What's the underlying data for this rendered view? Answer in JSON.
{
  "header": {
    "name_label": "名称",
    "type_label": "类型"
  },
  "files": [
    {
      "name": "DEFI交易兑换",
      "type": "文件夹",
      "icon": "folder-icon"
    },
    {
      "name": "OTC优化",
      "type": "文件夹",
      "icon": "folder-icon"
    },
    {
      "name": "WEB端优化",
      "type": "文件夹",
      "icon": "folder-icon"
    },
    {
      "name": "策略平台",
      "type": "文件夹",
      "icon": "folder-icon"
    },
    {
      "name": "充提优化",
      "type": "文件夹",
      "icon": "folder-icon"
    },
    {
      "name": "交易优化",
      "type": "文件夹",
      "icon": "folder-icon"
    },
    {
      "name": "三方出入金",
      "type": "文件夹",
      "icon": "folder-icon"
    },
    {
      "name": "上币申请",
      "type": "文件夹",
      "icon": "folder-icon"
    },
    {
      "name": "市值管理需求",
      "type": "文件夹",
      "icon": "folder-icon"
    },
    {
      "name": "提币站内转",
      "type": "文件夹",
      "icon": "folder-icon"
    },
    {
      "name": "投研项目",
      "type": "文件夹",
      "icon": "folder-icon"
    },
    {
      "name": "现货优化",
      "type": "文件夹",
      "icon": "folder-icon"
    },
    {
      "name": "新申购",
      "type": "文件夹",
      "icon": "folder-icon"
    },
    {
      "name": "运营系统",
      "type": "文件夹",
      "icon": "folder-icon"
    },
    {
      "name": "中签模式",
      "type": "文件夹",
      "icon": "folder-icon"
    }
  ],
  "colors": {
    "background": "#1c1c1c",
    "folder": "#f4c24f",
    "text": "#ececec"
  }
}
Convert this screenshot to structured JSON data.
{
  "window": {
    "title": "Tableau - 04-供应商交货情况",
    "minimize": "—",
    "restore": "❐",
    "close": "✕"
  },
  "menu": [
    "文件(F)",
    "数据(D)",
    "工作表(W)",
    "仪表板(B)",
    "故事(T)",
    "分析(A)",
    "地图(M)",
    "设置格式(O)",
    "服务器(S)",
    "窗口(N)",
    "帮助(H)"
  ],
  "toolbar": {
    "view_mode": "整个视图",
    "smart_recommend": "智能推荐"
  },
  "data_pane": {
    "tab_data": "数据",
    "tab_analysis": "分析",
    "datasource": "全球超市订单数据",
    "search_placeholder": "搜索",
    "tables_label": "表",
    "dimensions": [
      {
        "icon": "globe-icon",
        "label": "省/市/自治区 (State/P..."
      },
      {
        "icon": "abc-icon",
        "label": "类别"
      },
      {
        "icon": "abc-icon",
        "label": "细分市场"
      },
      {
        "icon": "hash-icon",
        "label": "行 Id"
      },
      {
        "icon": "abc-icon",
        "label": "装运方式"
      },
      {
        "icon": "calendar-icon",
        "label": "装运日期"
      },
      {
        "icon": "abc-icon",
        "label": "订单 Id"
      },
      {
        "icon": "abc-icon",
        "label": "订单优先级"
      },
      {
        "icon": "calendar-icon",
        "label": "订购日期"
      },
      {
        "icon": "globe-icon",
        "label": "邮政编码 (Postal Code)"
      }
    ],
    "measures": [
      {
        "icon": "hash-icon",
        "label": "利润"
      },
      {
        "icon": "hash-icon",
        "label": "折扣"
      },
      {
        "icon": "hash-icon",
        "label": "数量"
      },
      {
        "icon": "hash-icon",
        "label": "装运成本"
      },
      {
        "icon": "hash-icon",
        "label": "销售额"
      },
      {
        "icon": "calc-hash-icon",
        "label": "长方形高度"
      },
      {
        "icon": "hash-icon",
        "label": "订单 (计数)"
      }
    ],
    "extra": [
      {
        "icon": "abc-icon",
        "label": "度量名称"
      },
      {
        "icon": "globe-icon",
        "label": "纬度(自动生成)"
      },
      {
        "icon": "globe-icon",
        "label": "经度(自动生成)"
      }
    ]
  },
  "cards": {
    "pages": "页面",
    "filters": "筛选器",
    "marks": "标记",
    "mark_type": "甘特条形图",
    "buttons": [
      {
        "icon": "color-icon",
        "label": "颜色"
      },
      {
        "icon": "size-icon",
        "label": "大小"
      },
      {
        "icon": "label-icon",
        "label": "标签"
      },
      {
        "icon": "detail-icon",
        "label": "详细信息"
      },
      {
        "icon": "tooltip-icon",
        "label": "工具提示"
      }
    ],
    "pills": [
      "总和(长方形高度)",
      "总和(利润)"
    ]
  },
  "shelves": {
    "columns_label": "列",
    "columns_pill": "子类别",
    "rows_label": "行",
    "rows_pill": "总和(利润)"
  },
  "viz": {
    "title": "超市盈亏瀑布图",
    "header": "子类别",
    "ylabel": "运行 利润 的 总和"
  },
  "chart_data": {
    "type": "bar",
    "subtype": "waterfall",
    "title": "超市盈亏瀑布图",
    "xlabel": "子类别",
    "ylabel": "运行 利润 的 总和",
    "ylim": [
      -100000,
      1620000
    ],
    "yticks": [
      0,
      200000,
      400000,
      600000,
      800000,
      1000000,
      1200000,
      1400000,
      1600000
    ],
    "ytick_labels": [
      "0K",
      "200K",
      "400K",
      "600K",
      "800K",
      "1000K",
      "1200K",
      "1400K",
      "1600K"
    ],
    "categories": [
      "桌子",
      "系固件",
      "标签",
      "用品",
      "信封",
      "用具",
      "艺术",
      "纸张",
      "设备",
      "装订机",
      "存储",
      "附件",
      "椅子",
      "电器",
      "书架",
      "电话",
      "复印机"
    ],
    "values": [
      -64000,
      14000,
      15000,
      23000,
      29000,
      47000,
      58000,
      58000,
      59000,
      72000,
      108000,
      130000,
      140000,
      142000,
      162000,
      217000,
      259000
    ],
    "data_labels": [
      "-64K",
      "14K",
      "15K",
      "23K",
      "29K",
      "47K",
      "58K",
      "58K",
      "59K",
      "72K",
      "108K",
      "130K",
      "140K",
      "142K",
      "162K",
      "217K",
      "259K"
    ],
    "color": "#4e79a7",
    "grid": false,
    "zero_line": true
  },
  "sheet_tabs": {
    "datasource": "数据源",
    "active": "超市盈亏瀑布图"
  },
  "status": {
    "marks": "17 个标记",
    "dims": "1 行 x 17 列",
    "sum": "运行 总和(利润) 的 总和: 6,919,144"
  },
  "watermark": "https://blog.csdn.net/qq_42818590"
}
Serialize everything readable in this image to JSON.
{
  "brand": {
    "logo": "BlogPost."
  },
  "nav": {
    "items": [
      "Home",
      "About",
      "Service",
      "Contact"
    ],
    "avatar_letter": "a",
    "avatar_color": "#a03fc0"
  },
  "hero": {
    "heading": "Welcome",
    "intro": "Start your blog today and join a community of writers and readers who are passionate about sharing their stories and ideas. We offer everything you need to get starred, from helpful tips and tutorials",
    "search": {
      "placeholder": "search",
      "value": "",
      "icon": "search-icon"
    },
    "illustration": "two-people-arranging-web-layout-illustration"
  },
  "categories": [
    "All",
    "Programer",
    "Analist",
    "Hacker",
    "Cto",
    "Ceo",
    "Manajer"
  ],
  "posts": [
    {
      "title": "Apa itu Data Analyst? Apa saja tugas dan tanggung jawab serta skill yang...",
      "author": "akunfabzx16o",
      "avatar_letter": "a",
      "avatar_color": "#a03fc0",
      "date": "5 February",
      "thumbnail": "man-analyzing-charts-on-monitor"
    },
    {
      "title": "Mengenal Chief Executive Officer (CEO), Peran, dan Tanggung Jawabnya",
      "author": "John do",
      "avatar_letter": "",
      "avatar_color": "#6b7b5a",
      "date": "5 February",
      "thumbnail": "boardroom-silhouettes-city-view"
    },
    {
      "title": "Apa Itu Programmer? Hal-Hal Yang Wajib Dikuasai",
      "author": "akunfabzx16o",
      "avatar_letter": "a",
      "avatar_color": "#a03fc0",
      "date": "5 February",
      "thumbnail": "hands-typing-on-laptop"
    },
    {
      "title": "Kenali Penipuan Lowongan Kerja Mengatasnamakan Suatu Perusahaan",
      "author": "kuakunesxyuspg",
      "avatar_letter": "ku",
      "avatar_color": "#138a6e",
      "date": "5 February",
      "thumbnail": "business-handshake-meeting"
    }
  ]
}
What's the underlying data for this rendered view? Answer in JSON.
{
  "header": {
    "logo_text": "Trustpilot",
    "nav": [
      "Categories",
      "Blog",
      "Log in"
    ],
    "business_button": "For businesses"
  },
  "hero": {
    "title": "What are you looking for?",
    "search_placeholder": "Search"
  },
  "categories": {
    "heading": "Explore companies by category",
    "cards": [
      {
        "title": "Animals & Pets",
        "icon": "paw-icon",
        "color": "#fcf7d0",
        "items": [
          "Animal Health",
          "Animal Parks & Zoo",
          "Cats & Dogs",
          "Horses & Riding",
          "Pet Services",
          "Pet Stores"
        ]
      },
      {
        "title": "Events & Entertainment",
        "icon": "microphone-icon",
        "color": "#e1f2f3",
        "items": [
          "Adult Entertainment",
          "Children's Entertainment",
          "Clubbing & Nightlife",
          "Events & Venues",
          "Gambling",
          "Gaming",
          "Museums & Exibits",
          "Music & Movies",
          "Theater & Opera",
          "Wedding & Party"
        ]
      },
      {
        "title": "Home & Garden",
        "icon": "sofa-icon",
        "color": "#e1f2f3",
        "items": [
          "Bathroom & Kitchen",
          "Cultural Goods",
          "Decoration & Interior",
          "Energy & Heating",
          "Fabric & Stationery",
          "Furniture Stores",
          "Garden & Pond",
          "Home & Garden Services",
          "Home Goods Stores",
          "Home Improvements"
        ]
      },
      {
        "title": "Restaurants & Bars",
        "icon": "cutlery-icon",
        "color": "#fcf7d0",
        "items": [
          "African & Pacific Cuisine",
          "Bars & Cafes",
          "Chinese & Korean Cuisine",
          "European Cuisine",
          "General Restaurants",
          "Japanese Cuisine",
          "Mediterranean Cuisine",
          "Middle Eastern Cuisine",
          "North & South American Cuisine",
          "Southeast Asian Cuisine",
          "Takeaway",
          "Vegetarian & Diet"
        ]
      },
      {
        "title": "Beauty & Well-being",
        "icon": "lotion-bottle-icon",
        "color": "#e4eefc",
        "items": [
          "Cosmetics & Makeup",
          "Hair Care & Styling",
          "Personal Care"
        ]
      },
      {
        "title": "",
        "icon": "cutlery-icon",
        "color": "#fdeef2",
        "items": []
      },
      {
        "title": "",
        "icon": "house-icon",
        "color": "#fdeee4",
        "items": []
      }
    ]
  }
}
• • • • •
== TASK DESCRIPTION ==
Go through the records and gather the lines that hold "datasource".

== REPLY ==
    "datasource": "全球超市订单数据",
    "datasource": "数据源",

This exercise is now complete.